▶ _Stored data_:
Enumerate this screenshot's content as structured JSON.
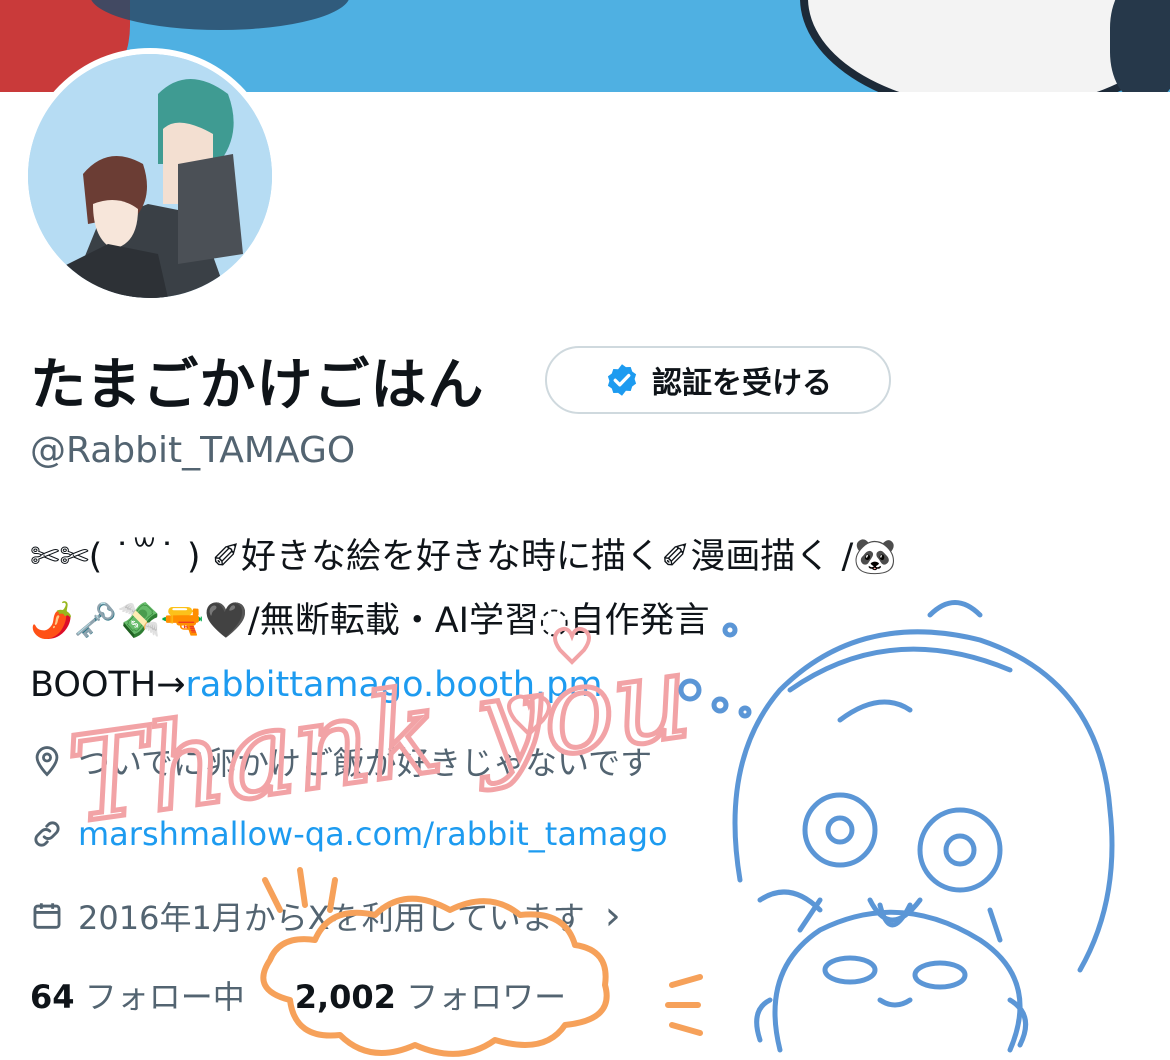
{
  "profile": {
    "display_name": "たまごかけごはん",
    "handle": "@Rabbit_TAMAGO",
    "verify_button_label": "認証を受ける",
    "bio_line1": "✄✄( ˙꒳˙ ) ✐好きな絵を好きな時に描く✐漫画描く /🐼",
    "bio_line2": "🌶️🗝️💸🔫🖤/無断転載・AI学習◌自作発言",
    "bio_line3_prefix": "BOOTH→",
    "bio_line3_link": "rabbittamago.booth.pm",
    "location": "ついでに卵かけご飯が好きじゃないです",
    "website": "marshmallow-qa.com/rabbit_tamago",
    "joined": "2016年1月からXを利用しています",
    "joined_chevron": "›",
    "following_count": "64",
    "following_label": "フォロー中",
    "followers_count": "2,002",
    "followers_label": "フォロワー"
  },
  "icons": {
    "verified": "verified-badge-icon",
    "location": "location-pin-icon",
    "link": "link-icon",
    "calendar": "calendar-icon",
    "chevron": "chevron-right-icon"
  },
  "handwritten": {
    "thank_you": "Thank you"
  },
  "colors": {
    "accent_blue": "#1d9bf0",
    "secondary_text": "#536471",
    "pink_ink": "#f2a3a6",
    "orange_ink": "#f6a15a",
    "sketch_blue": "#5b96d6"
  }
}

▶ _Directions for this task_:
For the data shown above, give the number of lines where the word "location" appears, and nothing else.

▶ _Response to this task_:
2